(Given records)
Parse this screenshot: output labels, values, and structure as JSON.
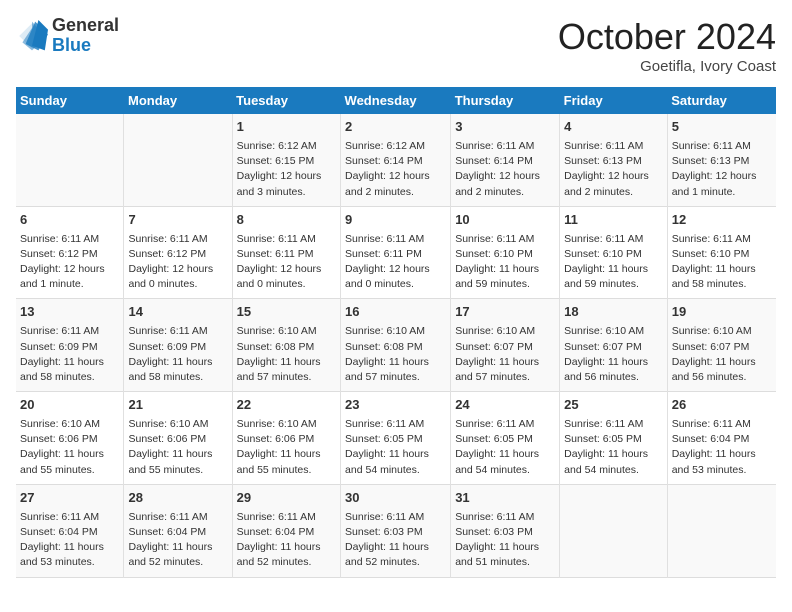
{
  "header": {
    "logo_general": "General",
    "logo_blue": "Blue",
    "month_title": "October 2024",
    "location": "Goetifla, Ivory Coast"
  },
  "days_of_week": [
    "Sunday",
    "Monday",
    "Tuesday",
    "Wednesday",
    "Thursday",
    "Friday",
    "Saturday"
  ],
  "weeks": [
    [
      {
        "day": "",
        "info": ""
      },
      {
        "day": "",
        "info": ""
      },
      {
        "day": "1",
        "info": "Sunrise: 6:12 AM\nSunset: 6:15 PM\nDaylight: 12 hours and 3 minutes."
      },
      {
        "day": "2",
        "info": "Sunrise: 6:12 AM\nSunset: 6:14 PM\nDaylight: 12 hours and 2 minutes."
      },
      {
        "day": "3",
        "info": "Sunrise: 6:11 AM\nSunset: 6:14 PM\nDaylight: 12 hours and 2 minutes."
      },
      {
        "day": "4",
        "info": "Sunrise: 6:11 AM\nSunset: 6:13 PM\nDaylight: 12 hours and 2 minutes."
      },
      {
        "day": "5",
        "info": "Sunrise: 6:11 AM\nSunset: 6:13 PM\nDaylight: 12 hours and 1 minute."
      }
    ],
    [
      {
        "day": "6",
        "info": "Sunrise: 6:11 AM\nSunset: 6:12 PM\nDaylight: 12 hours and 1 minute."
      },
      {
        "day": "7",
        "info": "Sunrise: 6:11 AM\nSunset: 6:12 PM\nDaylight: 12 hours and 0 minutes."
      },
      {
        "day": "8",
        "info": "Sunrise: 6:11 AM\nSunset: 6:11 PM\nDaylight: 12 hours and 0 minutes."
      },
      {
        "day": "9",
        "info": "Sunrise: 6:11 AM\nSunset: 6:11 PM\nDaylight: 12 hours and 0 minutes."
      },
      {
        "day": "10",
        "info": "Sunrise: 6:11 AM\nSunset: 6:10 PM\nDaylight: 11 hours and 59 minutes."
      },
      {
        "day": "11",
        "info": "Sunrise: 6:11 AM\nSunset: 6:10 PM\nDaylight: 11 hours and 59 minutes."
      },
      {
        "day": "12",
        "info": "Sunrise: 6:11 AM\nSunset: 6:10 PM\nDaylight: 11 hours and 58 minutes."
      }
    ],
    [
      {
        "day": "13",
        "info": "Sunrise: 6:11 AM\nSunset: 6:09 PM\nDaylight: 11 hours and 58 minutes."
      },
      {
        "day": "14",
        "info": "Sunrise: 6:11 AM\nSunset: 6:09 PM\nDaylight: 11 hours and 58 minutes."
      },
      {
        "day": "15",
        "info": "Sunrise: 6:10 AM\nSunset: 6:08 PM\nDaylight: 11 hours and 57 minutes."
      },
      {
        "day": "16",
        "info": "Sunrise: 6:10 AM\nSunset: 6:08 PM\nDaylight: 11 hours and 57 minutes."
      },
      {
        "day": "17",
        "info": "Sunrise: 6:10 AM\nSunset: 6:07 PM\nDaylight: 11 hours and 57 minutes."
      },
      {
        "day": "18",
        "info": "Sunrise: 6:10 AM\nSunset: 6:07 PM\nDaylight: 11 hours and 56 minutes."
      },
      {
        "day": "19",
        "info": "Sunrise: 6:10 AM\nSunset: 6:07 PM\nDaylight: 11 hours and 56 minutes."
      }
    ],
    [
      {
        "day": "20",
        "info": "Sunrise: 6:10 AM\nSunset: 6:06 PM\nDaylight: 11 hours and 55 minutes."
      },
      {
        "day": "21",
        "info": "Sunrise: 6:10 AM\nSunset: 6:06 PM\nDaylight: 11 hours and 55 minutes."
      },
      {
        "day": "22",
        "info": "Sunrise: 6:10 AM\nSunset: 6:06 PM\nDaylight: 11 hours and 55 minutes."
      },
      {
        "day": "23",
        "info": "Sunrise: 6:11 AM\nSunset: 6:05 PM\nDaylight: 11 hours and 54 minutes."
      },
      {
        "day": "24",
        "info": "Sunrise: 6:11 AM\nSunset: 6:05 PM\nDaylight: 11 hours and 54 minutes."
      },
      {
        "day": "25",
        "info": "Sunrise: 6:11 AM\nSunset: 6:05 PM\nDaylight: 11 hours and 54 minutes."
      },
      {
        "day": "26",
        "info": "Sunrise: 6:11 AM\nSunset: 6:04 PM\nDaylight: 11 hours and 53 minutes."
      }
    ],
    [
      {
        "day": "27",
        "info": "Sunrise: 6:11 AM\nSunset: 6:04 PM\nDaylight: 11 hours and 53 minutes."
      },
      {
        "day": "28",
        "info": "Sunrise: 6:11 AM\nSunset: 6:04 PM\nDaylight: 11 hours and 52 minutes."
      },
      {
        "day": "29",
        "info": "Sunrise: 6:11 AM\nSunset: 6:04 PM\nDaylight: 11 hours and 52 minutes."
      },
      {
        "day": "30",
        "info": "Sunrise: 6:11 AM\nSunset: 6:03 PM\nDaylight: 11 hours and 52 minutes."
      },
      {
        "day": "31",
        "info": "Sunrise: 6:11 AM\nSunset: 6:03 PM\nDaylight: 11 hours and 51 minutes."
      },
      {
        "day": "",
        "info": ""
      },
      {
        "day": "",
        "info": ""
      }
    ]
  ]
}
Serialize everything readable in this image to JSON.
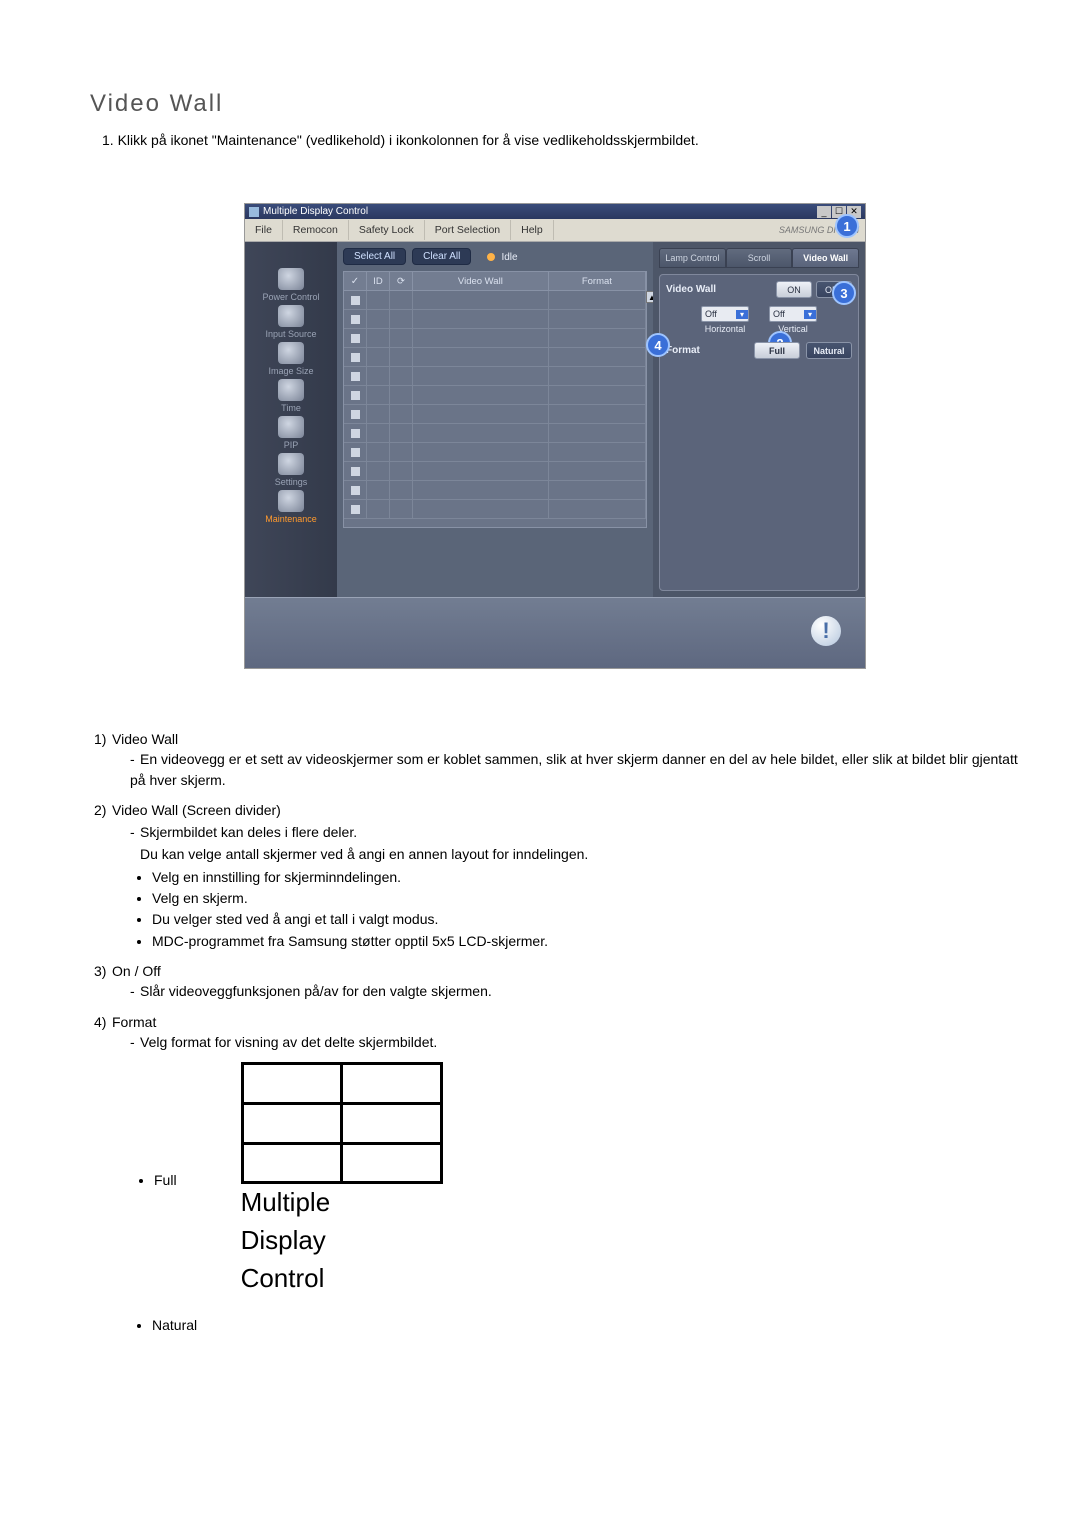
{
  "title": "Video Wall",
  "intro_num": "1.",
  "intro": "Klikk på ikonet \"Maintenance\" (vedlikehold) i ikonkolonnen for å vise vedlikeholdsskjermbildet.",
  "screenshot": {
    "window_title": "Multiple Display Control",
    "sys": {
      "min": "_",
      "max": "☐",
      "close": "✕"
    },
    "menu": [
      "File",
      "Remocon",
      "Safety Lock",
      "Port Selection",
      "Help"
    ],
    "brand": "SAMSUNG DIGITall",
    "sidebar": [
      {
        "label": "Power Control"
      },
      {
        "label": "Input Source"
      },
      {
        "label": "Image Size"
      },
      {
        "label": "Time"
      },
      {
        "label": "PIP"
      },
      {
        "label": "Settings"
      },
      {
        "label": "Maintenance"
      }
    ],
    "toolbar": {
      "select_all": "Select All",
      "clear_all": "Clear All",
      "idle": "Idle"
    },
    "grid_headers": {
      "chk": "✓",
      "id": "ID",
      "icon": "⟳",
      "videowall": "Video Wall",
      "format": "Format"
    },
    "tabs": [
      "Lamp Control",
      "Scroll",
      "Video Wall"
    ],
    "panel": {
      "vw_label": "Video Wall",
      "on": "ON",
      "off": "OFF",
      "h_sel": "Off",
      "h_lbl": "Horizontal",
      "v_sel": "Off",
      "v_lbl": "Vertical",
      "format_lbl": "Format",
      "full": "Full",
      "natural": "Natural"
    },
    "badges": {
      "b1": "1",
      "b2": "2",
      "b3": "3",
      "b4": "4"
    },
    "info": "!"
  },
  "explain": {
    "i1_num": "1)",
    "i1_title": "Video Wall",
    "i1_line": "En videovegg er et sett av videoskjermer som er koblet sammen, slik at hver skjerm danner en del av hele bildet, eller slik at bildet blir gjentatt på hver skjerm.",
    "i2_num": "2)",
    "i2_title": "Video Wall (Screen divider)",
    "i2_l1": "Skjermbildet kan deles i flere deler.",
    "i2_l2": "Du kan velge antall skjermer ved å angi en annen layout for inndelingen.",
    "i2_b1": "Velg en innstilling for skjerminndelingen.",
    "i2_b2": "Velg en skjerm.",
    "i2_b3": "Du velger sted ved å angi et tall i valgt modus.",
    "i2_b4": "MDC-programmet fra Samsung støtter opptil 5x5 LCD-skjermer.",
    "i3_num": "3)",
    "i3_title": "On / Off",
    "i3_line": "Slår videoveggfunksjonen på/av for den valgte skjermen.",
    "i4_num": "4)",
    "i4_title": "Format",
    "i4_line": "Velg format for visning av det delte skjermbildet.",
    "full_label": "Full",
    "natural_label": "Natural",
    "diagram_l1": "Multiple",
    "diagram_l2": "Display",
    "diagram_l3": "Control"
  }
}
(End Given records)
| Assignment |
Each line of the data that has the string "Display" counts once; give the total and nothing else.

| Response box |
2